The Big E

The Big E. Nope, not talkin’ about the “Big Easy” otherwise known as New Orleans. I’m talkin’ about the big E as in eye chart. That letter I most love to see clearly across an uncrowded examining room. I’ve been hangin’ out with the Big E since I was six. Started wearing glasses when it was uber geeky; weathered the hail of four-eyes taunts in season and out. Sigh.

Over time we’ve come to see things differently. Eye-wear has entered the realm of ever-evolving fashion. Perhaps Elliot Gould (if you saw Ocean’s Eleven) is the only person in America who has not updated his eye-wear in decades. I know I have as styles have come and gone. Several years ago I caved into the current fad of heavier broad temp-led frames. What I chose to ignore was that my tri-focal lens for a very near-sighted person were already a weighty part of the eye-wear equation. My handsome but hefty glasses leave red indentations on either side of my nose when not sliding half-way toward it’s tip due to the sheer weight of gravity. As a result my tri-focal gradations are never where they’re supposed to be. My attempt to be trendy has been undermined by the awkward ways I tilt my head in an effort to see clearly.
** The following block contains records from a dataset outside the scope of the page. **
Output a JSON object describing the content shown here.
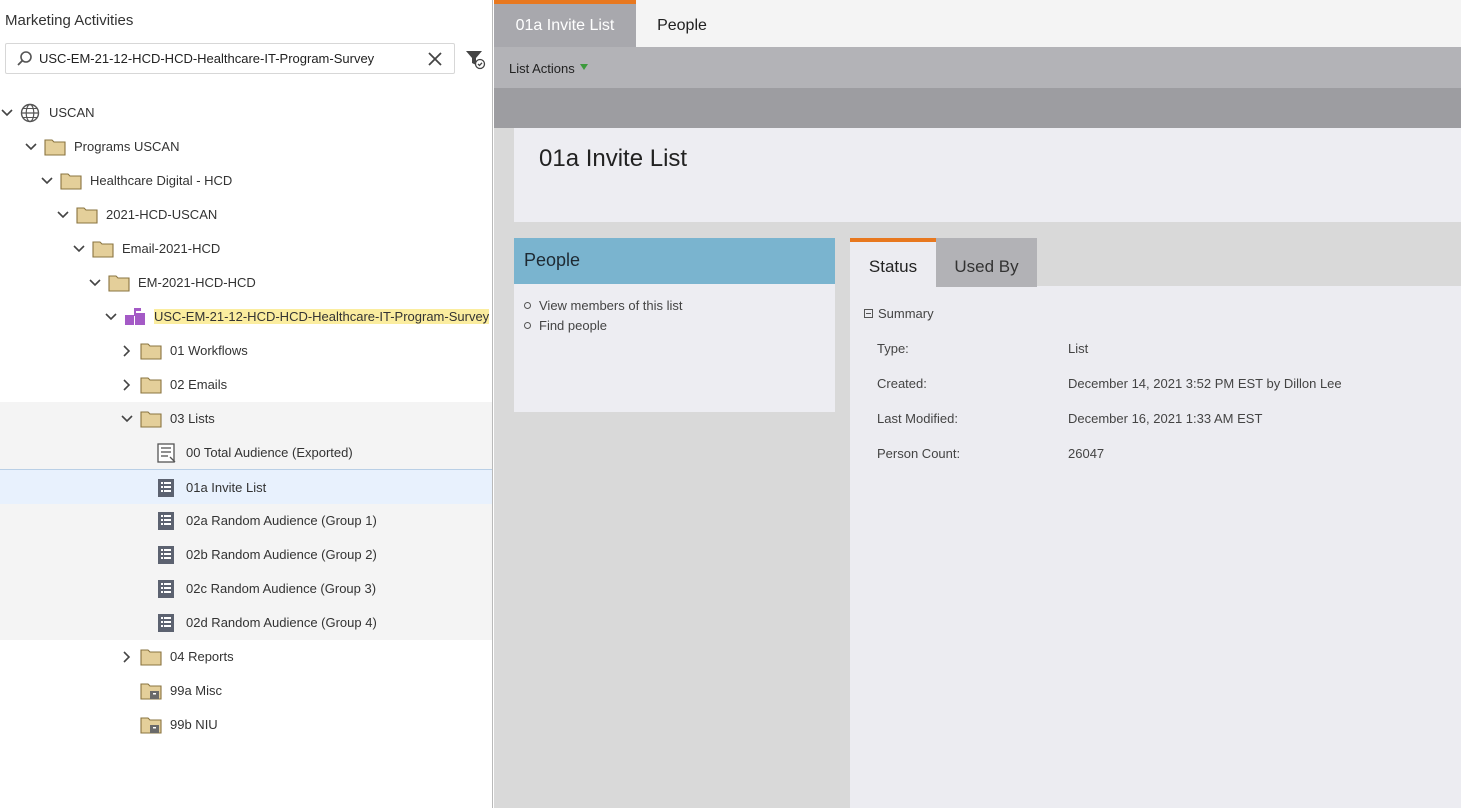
{
  "left_panel": {
    "title": "Marketing Activities",
    "search_value": "USC-EM-21-12-HCD-HCD-Healthcare-IT-Program-Survey",
    "tree": [
      {
        "label": "USCAN",
        "icon": "globe-icon",
        "chevron": "down"
      },
      {
        "label": "Programs USCAN",
        "icon": "folder-icon",
        "chevron": "down"
      },
      {
        "label": "Healthcare Digital - HCD",
        "icon": "folder-icon",
        "chevron": "down"
      },
      {
        "label": "2021-HCD-USCAN",
        "icon": "folder-icon",
        "chevron": "down"
      },
      {
        "label": "Email-2021-HCD",
        "icon": "folder-icon",
        "chevron": "down"
      },
      {
        "label": "EM-2021-HCD-HCD",
        "icon": "folder-icon",
        "chevron": "down"
      },
      {
        "label": "USC-EM-21-12-HCD-HCD-Healthcare-IT-Program-Survey",
        "icon": "email-program-icon",
        "chevron": "down"
      },
      {
        "label": "01 Workflows",
        "icon": "folder-icon",
        "chevron": "right"
      },
      {
        "label": "02 Emails",
        "icon": "folder-icon",
        "chevron": "right"
      },
      {
        "label": "03 Lists",
        "icon": "folder-icon",
        "chevron": "down"
      },
      {
        "label": "00 Total Audience (Exported)",
        "icon": "list-outline-icon",
        "chevron": ""
      },
      {
        "label": "01a Invite List",
        "icon": "list-icon",
        "chevron": ""
      },
      {
        "label": "02a Random Audience (Group 1)",
        "icon": "list-icon",
        "chevron": ""
      },
      {
        "label": "02b Random Audience (Group 2)",
        "icon": "list-icon",
        "chevron": ""
      },
      {
        "label": "02c Random Audience (Group 3)",
        "icon": "list-icon",
        "chevron": ""
      },
      {
        "label": "02d Random Audience (Group 4)",
        "icon": "list-icon",
        "chevron": ""
      },
      {
        "label": "04 Reports",
        "icon": "folder-icon",
        "chevron": "right"
      },
      {
        "label": "99a Misc",
        "icon": "archive-folder-icon",
        "chevron": ""
      },
      {
        "label": "99b NIU",
        "icon": "archive-folder-icon",
        "chevron": ""
      }
    ]
  },
  "right_panel": {
    "tabs": [
      "01a Invite List",
      "People"
    ],
    "toolbar": {
      "list_actions": "List Actions"
    },
    "header_title": "01a Invite List",
    "people_box": {
      "title": "People",
      "links": [
        "View members of this list",
        "Find people"
      ]
    },
    "detail_tabs": [
      "Status",
      "Used By"
    ],
    "summary_label": "Summary",
    "fields": [
      {
        "key": "Type:",
        "value": "List"
      },
      {
        "key": "Created:",
        "value": "December 14, 2021 3:52 PM EST by Dillon Lee"
      },
      {
        "key": "Last Modified:",
        "value": "December 16, 2021 1:33 AM EST"
      },
      {
        "key": "Person Count:",
        "value": "26047"
      }
    ]
  },
  "colors": {
    "accent_orange": "#e8781f",
    "people_header": "#7ab4cf",
    "highlight": "#fbed9f",
    "selection": "#e8f1fd"
  }
}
After two years of seeing through these glasses darkly, both visually and emotionally, I decided enough was enough and booked an appointment with our optometrist, a young Japanese-American woman who purchased the practice from our much esteemed retiring doctor. Such transitions in professional care aren’t always satisfying, but this one truly is. I wasn’t even out of the waiting room before she was inquiring about the threads of my life left unwoven since my last visit. She inquired about a grandchild adoption in process, how I’d recovered from a significant illness, where my work was taking me these days.  

Between asking me which was better, 1 or 2, 3 or 4, 5 or 6, or which lines I could make out on the eye chart with this lens correction or that, our conversation continued. My story enfolded. With sophisticated equipment she might have been looking into the interior of my eye, but she was also gently examining the interior of my life. With interest, attentiveness, recollection and respect. It was a big E experience. 
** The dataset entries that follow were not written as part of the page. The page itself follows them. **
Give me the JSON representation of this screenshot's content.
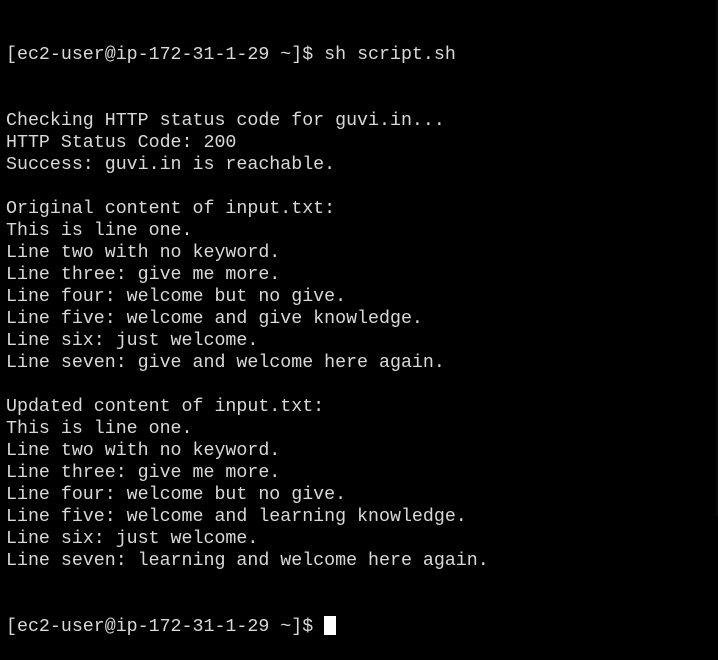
{
  "terminal": {
    "prompt": "[ec2-user@ip-172-31-1-29 ~]$ ",
    "command": "sh script.sh",
    "output": [
      "Checking HTTP status code for guvi.in...",
      "HTTP Status Code: 200",
      "Success: guvi.in is reachable.",
      "",
      "Original content of input.txt:",
      "This is line one.",
      "Line two with no keyword.",
      "Line three: give me more.",
      "Line four: welcome but no give.",
      "Line five: welcome and give knowledge.",
      "Line six: just welcome.",
      "Line seven: give and welcome here again.",
      "",
      "Updated content of input.txt:",
      "This is line one.",
      "Line two with no keyword.",
      "Line three: give me more.",
      "Line four: welcome but no give.",
      "Line five: welcome and learning knowledge.",
      "Line six: just welcome.",
      "Line seven: learning and welcome here again."
    ],
    "final_prompt": "[ec2-user@ip-172-31-1-29 ~]$ ",
    "colors": {
      "background": "#000000",
      "foreground": "#d9d9d9",
      "cursor": "#ffffff"
    }
  }
}
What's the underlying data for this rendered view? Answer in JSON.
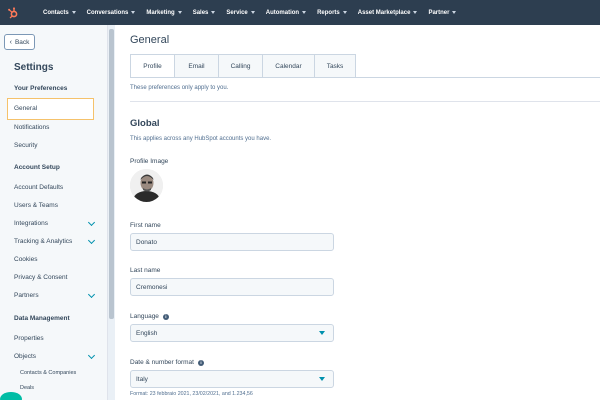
{
  "topnav": {
    "logo_icon": "hubspot-sprocket-icon",
    "items": [
      "Contacts",
      "Conversations",
      "Marketing",
      "Sales",
      "Service",
      "Automation",
      "Reports",
      "Asset Marketplace",
      "Partner"
    ],
    "bg": "#2d3e50",
    "logo_color": "#ff7a59"
  },
  "sidebar": {
    "back_label": "Back",
    "title": "Settings",
    "groups": {
      "your_preferences": "Your Preferences",
      "account_setup": "Account Setup",
      "data_management": "Data Management"
    },
    "items": {
      "general": "General",
      "notifications": "Notifications",
      "security": "Security",
      "account_defaults": "Account Defaults",
      "users_teams": "Users & Teams",
      "integrations": "Integrations",
      "tracking_analytics": "Tracking & Analytics",
      "cookies": "Cookies",
      "privacy_consent": "Privacy & Consent",
      "partners": "Partners",
      "properties": "Properties",
      "objects": "Objects",
      "contacts_companies": "Contacts & Companies",
      "deals": "Deals"
    },
    "active_item": "General",
    "highlight_color": "#f5c26b"
  },
  "main": {
    "title": "General",
    "tabs": [
      "Profile",
      "Email",
      "Calling",
      "Calendar",
      "Tasks"
    ],
    "active_tab": "Profile",
    "pref_note": "These preferences only apply to you.",
    "section_title": "Global",
    "section_sub": "This applies across any HubSpot accounts you have.",
    "profile_image_label": "Profile Image",
    "first_name_label": "First name",
    "first_name_value": "Donato",
    "last_name_label": "Last name",
    "last_name_value": "Cremonesi",
    "language_label": "Language",
    "language_value": "English",
    "date_format_label": "Date & number format",
    "date_format_value": "Italy",
    "format_note": "Format: 23 febbraio 2021, 23/02/2021, and 1.234,56",
    "accent_color": "#0091ae"
  }
}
If someone has taken the time to help you see yourself more clearly, how has that helped your focus as a result? Your vision of yourself? Your vision for the future?

PS – New lighter weight glasses are on their way. I am sure they will be uber chic. But probably not enough to tempt Elliot Gould to update his eye-wear. 

 

 

 

 

 

 

1 comment to The Big E

  • cynthia thomas

    my big E experience was many years of psychotherapy with a Clinical Psychologist. We examined my past, present, & future possibilities after a life threatening stroke in 1981. i will be forever grateful to him for sticking with me as a worked thru my issues at my own snail-pace. he probably could have justified cutting off my therapy after the first decade. but i wanted to continue to see how far i could progress. or, how sharply could i see the Big E. by the time i decided i’d done all the work i wanted to do, i could see the big E very clearly. i discovered who i am, accepted who i am, & created a new life in spite of some residual limitations from my stroke. altho i don’t receive psychotherapy, i have close friends in my life who graciously listen to my struggles & give me constructive feedback when i ask for it. it’s good for me to have these periodic check-ups to keep that big E in good focus.

Leave a Reply

You can use these HTML tags

<a href="" title=""> <abbr title=""> <acronym title=""> <b> <blockquote cite=""> <cite> <code> <del datetime=""> <em> <i> <q cite=""> <s> <strike> <strong>